Mike’s college degree was in political science, but his career path followed the areas you’d expect of a woodworker: things like cabinetry and building boats. He eventually launched his own shop, McGlynn Woodworking, and eventually moved to a furniture concentration.
He came to concentrate on the Prairie School and Arts and Crafts styles, because their linear aspects and solidity appealed to him. He looked beyond the most-used names in these styles, those of Frank Lloyd Wright and Gustav Stickley, to the many other architects and designers involved.
Mike developed a particular admiration for the work of Charles and Henry Greene, and for that of William Gray Purcell and George Elmslie. He made a point of touring the still-standing houses designed by the Greene brothers, such as the Gamble House and Robinson House in Pasadena, California, and used such tours as inspiration for his pieces like the Robinson Table. Mike thought Greene and Greene’s work was both “beautifully made and wonderfully engineered.”
As for Purcell and Elmslie, Mike was the woodworker commissioned to reproduce the furniture from Purcell’s personal home, working only from two photographs, after the Minneapolis Institute of Arts acquired the house.
Mike spent several years building furniture, both for clients and for Woodworker’s Journal, from his shop in northeastern Minneapolis. (Sometimes, the two customers combined our resources: some of the nicest pictures we have of Mike’s work were taken in the homes of the clients for whom he’d built the piece.)
He was also a big fan of Modernist architecture and design. “I have a really great appreciation for a clean, modern piece that is simple and aesthetically pleasing,” Mike wrote. “In some ways, this is a more difficult thing to pull off than the more traditional designs.”
A few years ago, family circumstances caused him to move to Las Vegas.
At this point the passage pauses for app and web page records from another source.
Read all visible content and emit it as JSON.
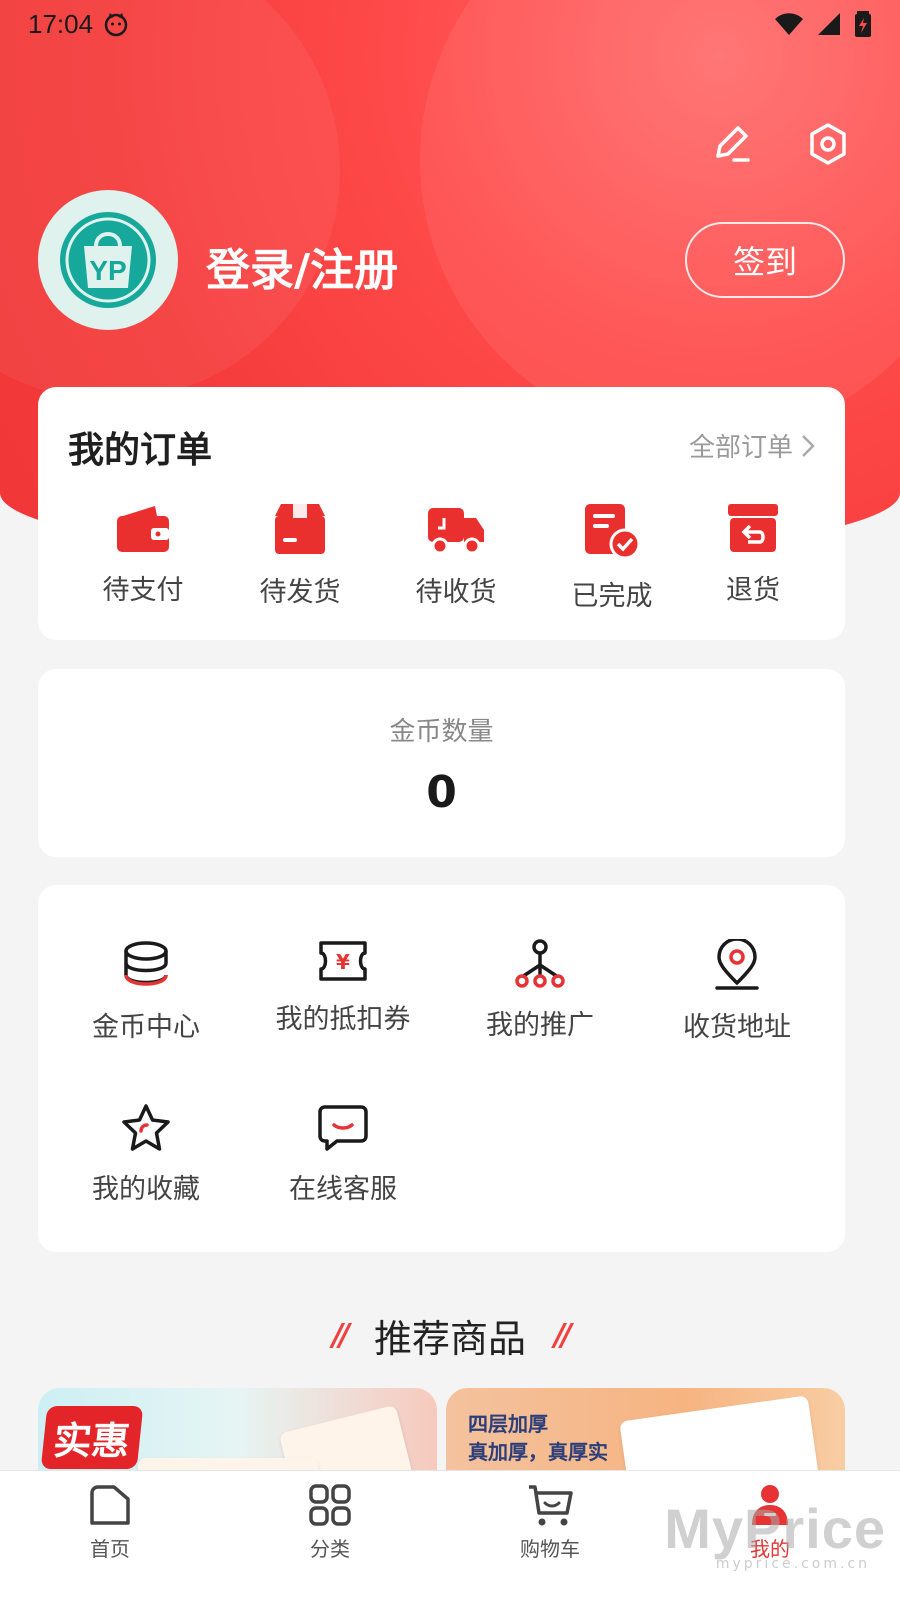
{
  "status": {
    "time": "17:04"
  },
  "profile": {
    "login_text": "登录/注册",
    "signin_label": "签到"
  },
  "orders": {
    "title": "我的订单",
    "all_label": "全部订单",
    "items": [
      {
        "label": "待支付",
        "icon": "wallet-icon"
      },
      {
        "label": "待发货",
        "icon": "package-icon"
      },
      {
        "label": "待收货",
        "icon": "truck-icon"
      },
      {
        "label": "已完成",
        "icon": "document-check-icon"
      },
      {
        "label": "退货",
        "icon": "return-box-icon"
      }
    ]
  },
  "coins": {
    "label": "金币数量",
    "value": "0"
  },
  "menu": {
    "items": [
      {
        "label": "金币中心",
        "icon": "coin-stack-icon"
      },
      {
        "label": "我的抵扣券",
        "icon": "coupon-icon"
      },
      {
        "label": "我的推广",
        "icon": "network-icon"
      },
      {
        "label": "收货地址",
        "icon": "location-pin-icon"
      },
      {
        "label": "我的收藏",
        "icon": "star-icon"
      },
      {
        "label": "在线客服",
        "icon": "chat-icon"
      }
    ]
  },
  "recommend": {
    "title": "推荐商品",
    "product1_tag": "实惠",
    "product2_line1": "四层加厚",
    "product2_line2": "真加厚，真厚实"
  },
  "nav": {
    "items": [
      {
        "label": "首页",
        "icon": "home-icon"
      },
      {
        "label": "分类",
        "icon": "grid-icon"
      },
      {
        "label": "购物车",
        "icon": "cart-icon"
      },
      {
        "label": "我的",
        "icon": "user-icon"
      }
    ],
    "active": "我的"
  },
  "watermark": {
    "text": "MyPrice",
    "sub": "myprice.com.cn"
  },
  "colors": {
    "brand_red": "#f03636",
    "icon_red": "#e73333",
    "avatar_teal": "#16a89a"
  }
}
He continued to make frequent visits to Minnesota and to his shop here but, during his absences, offered its use to other woodworkers in the area, like those on the Woodworker’s Journal staff. (Perhaps he overheard the not-so-quiet comments expressing envy of his mortising machine.)
While in Vegas, Mike also indulged some other, fitness-related hobbies, including swimming and working out at the gym – where one of his acquaintances was a freelancer who frequently posed questions to be published as part of Cosmopolitan magazine’s surveys. Mike, it seems, was one of the men who represented the opinions of the male gender to the readers of that publication.
As for his woodworking, Mike was becoming more and more interested in guitar building, having restored and built several over the years.
Through his articles for Woodworker’s Journal, Mike also shared his woodworking knowledge with many, many people, in nuggets of advice ranging from: “It’s a pretty elementary thing, but in order to create a square panel, you have to start out with at least one straight edge,” to his tip for preventing chip-out when tenons were pushed through a panel: “I put a tiny break, no more than 220 sandpaper, on the outside corners of the mortises, and took my time tapping the ends into place. Then I tapped the wedges in to hold the assembly together.”
But probably the most poignant quote from Mike, and the one that seems a message from his too-short life to the rest of the woodworking world, is this: “Whether you’re a custom furniture maker or a weekend woodworker: from Gustav Stickley to your uncle Bud, one thing is commonly held. Woodworking is more than simply sticks glued together. It is a way of shaping the world around us. So enjoy the process, build a new world and keep on making sawdust!”